Exercise directions: Work out how many lines in the listing below include the word "text". Give nothing but the number.

(Excerpted data Opens)

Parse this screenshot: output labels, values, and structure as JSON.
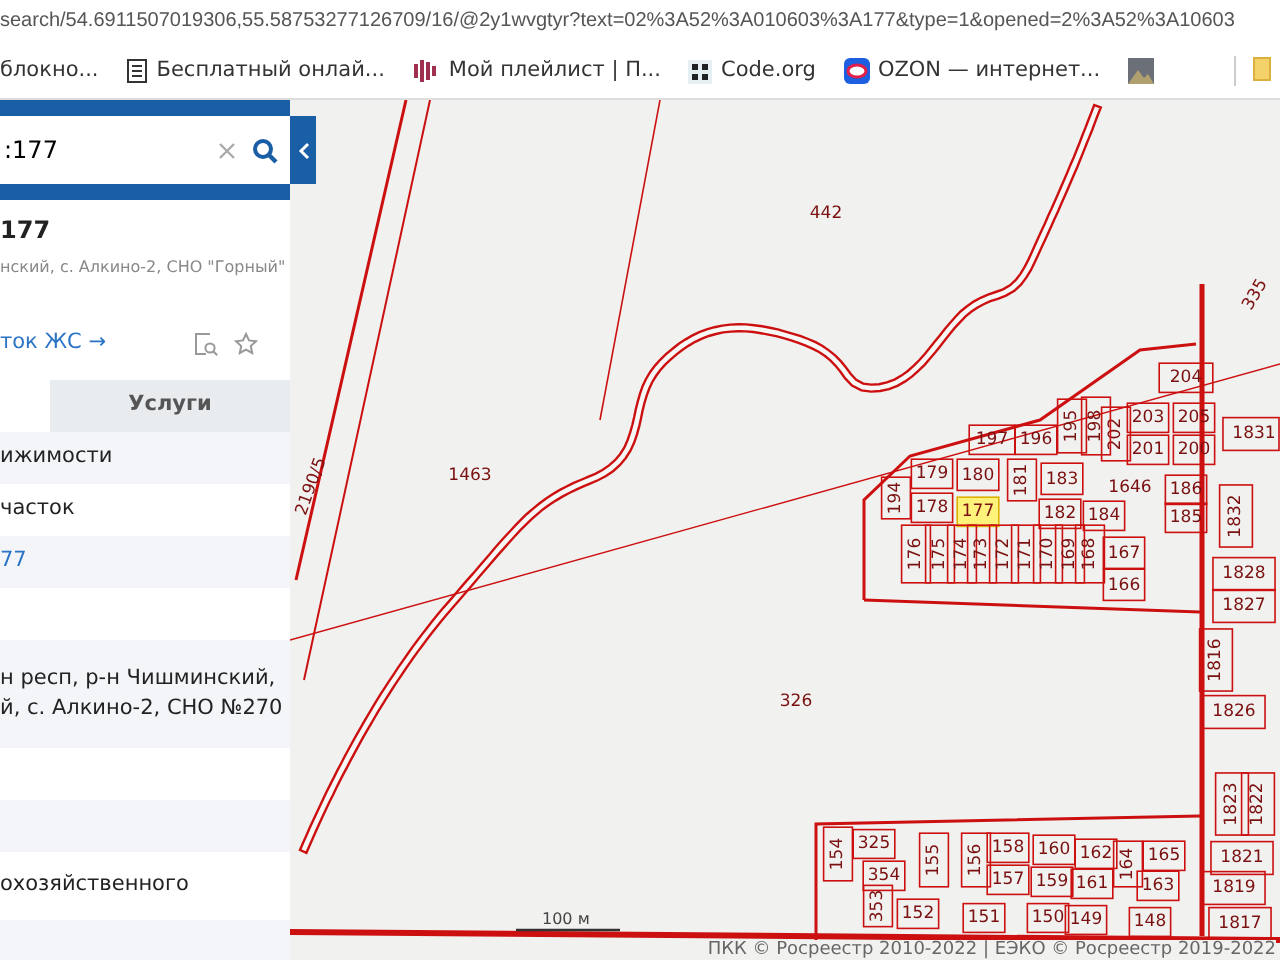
{
  "browser": {
    "url": "search/54.6911507019306,55.58753277126709/16/@2y1wvgtyr?text=02%3A52%3A010603%3A177&type=1&opened=2%3A52%3A10603",
    "bookmarks": [
      {
        "label": "блокно...",
        "kind": "plain"
      },
      {
        "label": "Бесплатный онлай...",
        "kind": "notepad"
      },
      {
        "label": "Мой плейлист | П...",
        "kind": "wave"
      },
      {
        "label": "Code.org",
        "kind": "grid"
      },
      {
        "label": "OZON — интернет...",
        "kind": "ozon"
      },
      {
        "kind": "image"
      }
    ]
  },
  "panel": {
    "search": {
      "value": ":177"
    },
    "title": "177",
    "address": "нский, с. Алкино-2, СНО \"Горный\"",
    "link": "ток ЖС →",
    "tabs": [
      {
        "label": "Услуги",
        "selected": false
      }
    ],
    "rows": [
      {
        "kind": "text",
        "text": "ижимости"
      },
      {
        "kind": "text",
        "text": "часток"
      },
      {
        "kind": "link",
        "text": "77"
      },
      {
        "kind": "blank"
      },
      {
        "kind": "text",
        "text": "н респ, р-н Чишминский, й, с. Алкино-2, СНО №270"
      },
      {
        "kind": "blank"
      },
      {
        "kind": "blank"
      },
      {
        "kind": "text",
        "text": "охозяйственного"
      },
      {
        "kind": "blank"
      }
    ]
  },
  "map": {
    "labels": [
      "442",
      "1463",
      "326",
      "1646",
      "2190/5",
      "335"
    ],
    "parcels": [
      {
        "label": "204",
        "selected": false
      },
      {
        "label": "203",
        "selected": false
      },
      {
        "label": "205",
        "selected": false
      },
      {
        "label": "201",
        "selected": false
      },
      {
        "label": "200",
        "selected": false
      },
      {
        "label": "202",
        "selected": false
      },
      {
        "label": "198",
        "selected": false
      },
      {
        "label": "195",
        "selected": false
      },
      {
        "label": "197",
        "selected": false
      },
      {
        "label": "196",
        "selected": false
      },
      {
        "label": "179",
        "selected": false
      },
      {
        "label": "180",
        "selected": false
      },
      {
        "label": "181",
        "selected": false
      },
      {
        "label": "183",
        "selected": false
      },
      {
        "label": "194",
        "selected": false
      },
      {
        "label": "178",
        "selected": false
      },
      {
        "label": "177",
        "selected": true
      },
      {
        "label": "182",
        "selected": false
      },
      {
        "label": "184",
        "selected": false
      },
      {
        "label": "186",
        "selected": false
      },
      {
        "label": "185",
        "selected": false
      },
      {
        "label": "176",
        "selected": false
      },
      {
        "label": "175",
        "selected": false
      },
      {
        "label": "174",
        "selected": false
      },
      {
        "label": "173",
        "selected": false
      },
      {
        "label": "172",
        "selected": false
      },
      {
        "label": "171",
        "selected": false
      },
      {
        "label": "170",
        "selected": false
      },
      {
        "label": "169",
        "selected": false
      },
      {
        "label": "168",
        "selected": false
      },
      {
        "label": "167",
        "selected": false
      },
      {
        "label": "166",
        "selected": false
      },
      {
        "label": "1831",
        "selected": false
      },
      {
        "label": "1832",
        "selected": false
      },
      {
        "label": "1828",
        "selected": false
      },
      {
        "label": "1827",
        "selected": false
      },
      {
        "label": "1826",
        "selected": false
      },
      {
        "label": "1816",
        "selected": false
      },
      {
        "label": "154",
        "selected": false
      },
      {
        "label": "325",
        "selected": false
      },
      {
        "label": "354",
        "selected": false
      },
      {
        "label": "353",
        "selected": false
      },
      {
        "label": "152",
        "selected": false
      },
      {
        "label": "155",
        "selected": false
      },
      {
        "label": "156",
        "selected": false
      },
      {
        "label": "158",
        "selected": false
      },
      {
        "label": "160",
        "selected": false
      },
      {
        "label": "162",
        "selected": false
      },
      {
        "label": "164",
        "selected": false
      },
      {
        "label": "165",
        "selected": false
      },
      {
        "label": "157",
        "selected": false
      },
      {
        "label": "159",
        "selected": false
      },
      {
        "label": "161",
        "selected": false
      },
      {
        "label": "163",
        "selected": false
      },
      {
        "label": "151",
        "selected": false
      },
      {
        "label": "150",
        "selected": false
      },
      {
        "label": "149",
        "selected": false
      },
      {
        "label": "148",
        "selected": false
      },
      {
        "label": "1823",
        "selected": false
      },
      {
        "label": "1822",
        "selected": false
      },
      {
        "label": "1821",
        "selected": false
      },
      {
        "label": "1819",
        "selected": false
      },
      {
        "label": "1817",
        "selected": false
      }
    ],
    "scale": "100 м",
    "attribution": "ПКК © Росреестр 2010-2022 | ЕЭКО © Росреестр 2019-2022"
  }
}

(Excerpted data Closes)

Task result: 10